_Exercise brief:_ Whenever a line contains the string "デバイス", copy it out of the entries.

•••••

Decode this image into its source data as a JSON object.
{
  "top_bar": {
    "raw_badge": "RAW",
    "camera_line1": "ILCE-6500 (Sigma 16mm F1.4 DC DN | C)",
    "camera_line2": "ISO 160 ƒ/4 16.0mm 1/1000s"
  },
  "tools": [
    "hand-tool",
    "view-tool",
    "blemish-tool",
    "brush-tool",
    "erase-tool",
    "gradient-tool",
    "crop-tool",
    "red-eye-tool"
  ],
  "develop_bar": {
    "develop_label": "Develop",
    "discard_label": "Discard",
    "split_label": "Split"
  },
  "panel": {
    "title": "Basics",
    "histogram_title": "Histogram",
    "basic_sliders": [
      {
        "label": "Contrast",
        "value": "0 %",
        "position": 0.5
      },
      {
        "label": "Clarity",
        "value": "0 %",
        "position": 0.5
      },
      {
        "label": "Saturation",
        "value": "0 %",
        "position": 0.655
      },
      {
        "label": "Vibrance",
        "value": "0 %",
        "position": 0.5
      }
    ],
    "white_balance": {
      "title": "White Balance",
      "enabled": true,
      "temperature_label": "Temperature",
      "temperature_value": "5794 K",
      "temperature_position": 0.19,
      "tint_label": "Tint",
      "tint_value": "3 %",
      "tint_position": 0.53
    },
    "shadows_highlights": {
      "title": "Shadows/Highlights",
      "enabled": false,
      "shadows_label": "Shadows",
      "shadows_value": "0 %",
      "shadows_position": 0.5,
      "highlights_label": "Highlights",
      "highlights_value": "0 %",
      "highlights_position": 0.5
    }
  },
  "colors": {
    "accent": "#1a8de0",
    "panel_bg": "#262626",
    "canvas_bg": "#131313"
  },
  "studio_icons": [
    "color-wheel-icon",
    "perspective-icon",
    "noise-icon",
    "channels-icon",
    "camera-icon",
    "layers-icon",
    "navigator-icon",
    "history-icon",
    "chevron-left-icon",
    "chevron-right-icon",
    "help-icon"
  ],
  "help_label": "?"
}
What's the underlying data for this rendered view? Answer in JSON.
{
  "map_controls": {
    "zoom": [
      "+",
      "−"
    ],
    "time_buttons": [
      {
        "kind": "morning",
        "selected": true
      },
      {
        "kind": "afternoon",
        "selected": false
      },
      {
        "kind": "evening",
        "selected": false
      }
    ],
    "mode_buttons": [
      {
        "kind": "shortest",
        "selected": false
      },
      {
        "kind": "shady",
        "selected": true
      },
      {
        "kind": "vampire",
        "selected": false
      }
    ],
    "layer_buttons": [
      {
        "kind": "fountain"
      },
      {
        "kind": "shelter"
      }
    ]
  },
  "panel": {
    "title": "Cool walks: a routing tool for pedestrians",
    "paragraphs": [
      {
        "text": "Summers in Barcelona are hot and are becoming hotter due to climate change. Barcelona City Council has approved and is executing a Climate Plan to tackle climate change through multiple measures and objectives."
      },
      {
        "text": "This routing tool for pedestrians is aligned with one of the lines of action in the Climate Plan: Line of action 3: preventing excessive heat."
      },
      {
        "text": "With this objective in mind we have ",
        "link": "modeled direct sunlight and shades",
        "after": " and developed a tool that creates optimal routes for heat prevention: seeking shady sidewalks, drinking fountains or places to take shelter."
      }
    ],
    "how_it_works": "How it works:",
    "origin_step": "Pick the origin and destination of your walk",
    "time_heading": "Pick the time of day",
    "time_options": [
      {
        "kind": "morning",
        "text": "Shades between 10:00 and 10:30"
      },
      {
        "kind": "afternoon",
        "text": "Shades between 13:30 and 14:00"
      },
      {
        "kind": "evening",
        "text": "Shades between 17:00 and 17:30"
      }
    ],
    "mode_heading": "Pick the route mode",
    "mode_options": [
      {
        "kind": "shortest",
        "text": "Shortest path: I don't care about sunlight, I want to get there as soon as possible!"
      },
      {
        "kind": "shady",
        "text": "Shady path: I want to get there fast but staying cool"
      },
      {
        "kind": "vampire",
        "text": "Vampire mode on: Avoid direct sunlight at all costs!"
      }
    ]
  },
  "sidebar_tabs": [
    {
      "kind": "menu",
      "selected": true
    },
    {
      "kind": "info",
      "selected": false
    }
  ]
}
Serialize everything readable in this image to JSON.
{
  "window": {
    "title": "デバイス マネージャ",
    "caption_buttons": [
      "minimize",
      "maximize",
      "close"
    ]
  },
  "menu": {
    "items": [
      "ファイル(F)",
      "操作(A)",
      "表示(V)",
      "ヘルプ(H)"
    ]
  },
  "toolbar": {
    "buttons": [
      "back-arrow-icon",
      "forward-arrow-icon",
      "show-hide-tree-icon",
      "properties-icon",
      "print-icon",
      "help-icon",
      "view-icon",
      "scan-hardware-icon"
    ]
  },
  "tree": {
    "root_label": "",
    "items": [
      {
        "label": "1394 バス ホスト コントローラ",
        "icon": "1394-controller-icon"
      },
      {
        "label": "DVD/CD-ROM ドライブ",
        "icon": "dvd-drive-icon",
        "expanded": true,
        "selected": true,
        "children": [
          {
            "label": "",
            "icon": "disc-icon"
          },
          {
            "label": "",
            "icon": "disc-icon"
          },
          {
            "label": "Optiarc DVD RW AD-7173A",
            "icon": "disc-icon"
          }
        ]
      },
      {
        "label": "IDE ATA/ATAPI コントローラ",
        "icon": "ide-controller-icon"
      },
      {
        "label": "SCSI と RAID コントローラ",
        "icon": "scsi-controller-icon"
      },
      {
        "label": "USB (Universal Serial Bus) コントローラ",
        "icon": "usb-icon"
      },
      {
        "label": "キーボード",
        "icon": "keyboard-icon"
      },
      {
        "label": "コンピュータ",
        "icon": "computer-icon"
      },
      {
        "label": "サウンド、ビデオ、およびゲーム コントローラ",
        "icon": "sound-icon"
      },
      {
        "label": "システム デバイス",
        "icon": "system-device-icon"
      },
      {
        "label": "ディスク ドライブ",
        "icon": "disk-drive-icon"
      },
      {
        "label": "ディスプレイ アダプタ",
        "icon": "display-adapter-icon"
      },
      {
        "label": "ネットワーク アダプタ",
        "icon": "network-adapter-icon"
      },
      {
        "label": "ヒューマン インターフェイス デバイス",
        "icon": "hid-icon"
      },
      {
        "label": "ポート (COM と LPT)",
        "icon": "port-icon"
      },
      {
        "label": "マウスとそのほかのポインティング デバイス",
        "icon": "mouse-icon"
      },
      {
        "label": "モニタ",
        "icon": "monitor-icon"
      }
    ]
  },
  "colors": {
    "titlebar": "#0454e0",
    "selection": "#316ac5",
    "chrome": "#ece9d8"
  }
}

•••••

_Exercise solution:_
    "title": "デバイス マネージャ",
        "label": "システム デバイス",
        "label": "ヒューマン インターフェイス デバイス",
        "label": "マウスとそのほかのポインティング デバイス",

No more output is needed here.